sixty feet below. Could swim like a duck, paddled round the castle till he came to a little door guarded by two stout fellows; knocked their heads together till they cracked like a couple of nuts, then, by a trifling exertion of his prodigious strength, he smashed in the door, went up a pair of stone steps covered with dust a foot thick, toads as big as your fist, and spiders that would frighten you into hysterics, Miss March. At the top of these steps he came plump upon a sight that took his breath away and chilled his blood —"
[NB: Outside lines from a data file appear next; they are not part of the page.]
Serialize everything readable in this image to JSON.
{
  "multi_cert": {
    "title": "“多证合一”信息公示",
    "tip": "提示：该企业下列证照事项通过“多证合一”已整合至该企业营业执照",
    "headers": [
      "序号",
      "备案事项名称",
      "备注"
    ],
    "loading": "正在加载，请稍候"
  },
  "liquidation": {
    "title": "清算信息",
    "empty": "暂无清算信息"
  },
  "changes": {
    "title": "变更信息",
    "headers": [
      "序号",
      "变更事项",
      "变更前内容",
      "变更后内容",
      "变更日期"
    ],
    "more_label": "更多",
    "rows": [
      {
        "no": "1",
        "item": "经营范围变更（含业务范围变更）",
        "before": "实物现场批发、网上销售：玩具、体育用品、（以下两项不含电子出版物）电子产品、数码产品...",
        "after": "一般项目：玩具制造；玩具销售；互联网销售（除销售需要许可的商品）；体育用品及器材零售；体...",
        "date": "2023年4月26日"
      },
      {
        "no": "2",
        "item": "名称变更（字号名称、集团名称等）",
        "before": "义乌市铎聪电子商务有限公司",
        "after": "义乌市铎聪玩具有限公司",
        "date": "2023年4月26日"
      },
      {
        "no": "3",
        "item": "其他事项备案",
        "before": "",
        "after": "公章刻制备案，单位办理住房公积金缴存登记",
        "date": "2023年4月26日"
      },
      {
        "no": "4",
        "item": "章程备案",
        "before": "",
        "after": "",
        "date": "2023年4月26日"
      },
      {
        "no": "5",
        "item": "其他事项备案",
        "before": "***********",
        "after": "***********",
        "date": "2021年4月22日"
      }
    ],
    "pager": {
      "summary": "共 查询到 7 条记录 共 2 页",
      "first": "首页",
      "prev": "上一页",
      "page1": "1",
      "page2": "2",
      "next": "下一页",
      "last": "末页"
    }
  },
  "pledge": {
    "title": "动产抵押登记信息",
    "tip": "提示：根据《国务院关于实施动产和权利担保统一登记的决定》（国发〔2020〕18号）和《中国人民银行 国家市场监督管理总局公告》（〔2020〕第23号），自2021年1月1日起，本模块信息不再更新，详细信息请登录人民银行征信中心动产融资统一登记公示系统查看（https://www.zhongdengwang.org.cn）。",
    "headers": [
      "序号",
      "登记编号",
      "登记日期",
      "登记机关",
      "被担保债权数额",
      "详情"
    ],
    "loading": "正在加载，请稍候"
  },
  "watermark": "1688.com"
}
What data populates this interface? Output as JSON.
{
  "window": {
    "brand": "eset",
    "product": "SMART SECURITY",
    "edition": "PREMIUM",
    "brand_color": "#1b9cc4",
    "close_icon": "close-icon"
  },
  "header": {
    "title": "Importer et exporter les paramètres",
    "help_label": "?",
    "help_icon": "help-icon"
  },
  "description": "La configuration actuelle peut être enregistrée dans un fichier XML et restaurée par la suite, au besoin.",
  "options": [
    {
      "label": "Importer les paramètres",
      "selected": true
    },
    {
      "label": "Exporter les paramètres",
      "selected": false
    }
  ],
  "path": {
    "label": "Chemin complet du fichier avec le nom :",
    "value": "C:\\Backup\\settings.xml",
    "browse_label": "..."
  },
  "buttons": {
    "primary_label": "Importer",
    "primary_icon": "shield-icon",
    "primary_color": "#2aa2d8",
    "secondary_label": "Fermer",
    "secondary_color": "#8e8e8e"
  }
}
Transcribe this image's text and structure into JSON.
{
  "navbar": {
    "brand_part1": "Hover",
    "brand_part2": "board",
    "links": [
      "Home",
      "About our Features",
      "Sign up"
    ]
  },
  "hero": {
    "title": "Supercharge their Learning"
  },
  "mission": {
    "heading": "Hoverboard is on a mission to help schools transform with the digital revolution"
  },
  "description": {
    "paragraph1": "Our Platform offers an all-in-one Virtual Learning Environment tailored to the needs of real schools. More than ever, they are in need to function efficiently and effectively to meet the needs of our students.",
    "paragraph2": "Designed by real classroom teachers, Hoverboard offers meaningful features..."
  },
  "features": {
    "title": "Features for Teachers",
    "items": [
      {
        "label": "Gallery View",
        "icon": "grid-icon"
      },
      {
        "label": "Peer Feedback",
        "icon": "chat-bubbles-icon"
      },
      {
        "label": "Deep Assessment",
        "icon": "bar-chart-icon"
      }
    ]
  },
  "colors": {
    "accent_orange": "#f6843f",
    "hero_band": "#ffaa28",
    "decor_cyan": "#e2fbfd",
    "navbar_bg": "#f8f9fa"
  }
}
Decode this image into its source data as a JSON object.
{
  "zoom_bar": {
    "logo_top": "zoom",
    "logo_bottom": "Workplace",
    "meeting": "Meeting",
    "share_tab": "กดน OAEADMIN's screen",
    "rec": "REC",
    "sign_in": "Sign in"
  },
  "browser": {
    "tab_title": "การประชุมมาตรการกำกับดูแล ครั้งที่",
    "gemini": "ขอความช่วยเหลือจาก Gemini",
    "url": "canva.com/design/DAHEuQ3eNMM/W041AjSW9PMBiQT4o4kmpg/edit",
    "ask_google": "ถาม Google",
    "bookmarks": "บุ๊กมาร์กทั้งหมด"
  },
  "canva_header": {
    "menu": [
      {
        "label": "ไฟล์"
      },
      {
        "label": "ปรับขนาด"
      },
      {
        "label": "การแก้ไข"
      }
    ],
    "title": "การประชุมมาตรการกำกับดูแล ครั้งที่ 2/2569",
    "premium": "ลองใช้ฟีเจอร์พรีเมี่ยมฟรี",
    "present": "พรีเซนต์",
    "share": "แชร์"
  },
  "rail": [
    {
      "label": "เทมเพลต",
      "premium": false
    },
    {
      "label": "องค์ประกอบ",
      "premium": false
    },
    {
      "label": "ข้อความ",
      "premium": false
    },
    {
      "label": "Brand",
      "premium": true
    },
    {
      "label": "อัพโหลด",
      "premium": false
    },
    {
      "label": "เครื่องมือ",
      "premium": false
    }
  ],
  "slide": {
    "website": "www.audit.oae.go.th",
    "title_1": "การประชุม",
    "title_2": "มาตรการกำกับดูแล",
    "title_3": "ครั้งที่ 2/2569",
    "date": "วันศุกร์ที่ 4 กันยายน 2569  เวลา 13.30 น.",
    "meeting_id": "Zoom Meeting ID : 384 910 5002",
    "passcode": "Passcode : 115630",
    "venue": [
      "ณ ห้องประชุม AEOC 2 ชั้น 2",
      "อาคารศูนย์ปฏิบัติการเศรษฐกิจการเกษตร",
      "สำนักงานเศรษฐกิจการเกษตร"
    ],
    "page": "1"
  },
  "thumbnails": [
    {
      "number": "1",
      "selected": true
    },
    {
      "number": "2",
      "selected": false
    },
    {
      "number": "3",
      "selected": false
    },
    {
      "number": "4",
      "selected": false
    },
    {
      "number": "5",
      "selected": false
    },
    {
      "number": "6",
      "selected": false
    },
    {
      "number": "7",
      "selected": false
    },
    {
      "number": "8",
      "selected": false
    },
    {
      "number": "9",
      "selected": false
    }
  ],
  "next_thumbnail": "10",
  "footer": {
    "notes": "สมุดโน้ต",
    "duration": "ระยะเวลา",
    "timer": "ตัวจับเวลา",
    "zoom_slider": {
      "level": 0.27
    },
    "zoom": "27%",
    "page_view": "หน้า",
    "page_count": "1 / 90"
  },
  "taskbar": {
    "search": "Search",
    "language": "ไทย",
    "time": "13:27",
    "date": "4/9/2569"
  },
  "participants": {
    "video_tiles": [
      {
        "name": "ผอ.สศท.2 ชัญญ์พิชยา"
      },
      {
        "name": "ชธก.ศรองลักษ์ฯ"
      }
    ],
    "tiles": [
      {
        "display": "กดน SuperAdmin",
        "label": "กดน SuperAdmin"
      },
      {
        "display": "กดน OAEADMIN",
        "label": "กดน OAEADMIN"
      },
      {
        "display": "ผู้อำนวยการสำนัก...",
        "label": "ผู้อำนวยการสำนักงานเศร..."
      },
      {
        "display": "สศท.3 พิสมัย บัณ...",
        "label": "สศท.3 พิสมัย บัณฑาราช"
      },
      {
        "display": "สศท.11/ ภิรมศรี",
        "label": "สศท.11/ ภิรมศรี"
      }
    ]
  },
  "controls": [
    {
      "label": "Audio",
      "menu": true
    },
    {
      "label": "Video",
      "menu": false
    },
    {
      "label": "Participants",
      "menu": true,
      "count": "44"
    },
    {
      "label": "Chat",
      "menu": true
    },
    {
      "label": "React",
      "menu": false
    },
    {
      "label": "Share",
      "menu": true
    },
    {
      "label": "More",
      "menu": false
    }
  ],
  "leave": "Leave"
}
"A tall figure, all in white, with a veil over its face, and a lamp in its wasted hand," went on Meg. "It beckoned, gliding noiselessly before him down a corridor as dark and cold as any tomb. Shadowy effigies in armor stood on either side, a dead silence reigned, the lamp burned blue, and the ghostly figure ever and anon turned its face toward him, showing the glitter of awful eyes through its white veil. They reached a curtained door, behind which sounded lovely music; he sprang forward to enter, but the spectre plucked him back, and waved, threateningly, before him a —"
"Snuff-box," said Jo, in a sepulchral tone, which convulsed the audience. "“Thankee,” said the knight, politely, as he took a pinch, and sneezed seven times so violently that his head fell off. “Ha! ha!” laughed the ghost; and, having peeped through the keyhole at the princesses spinning away for dear life, the evil spirit picked up her victim and put him in a large tin box, where there were eleven other knights packed together without their heads, like sardines, who all rose and began to —"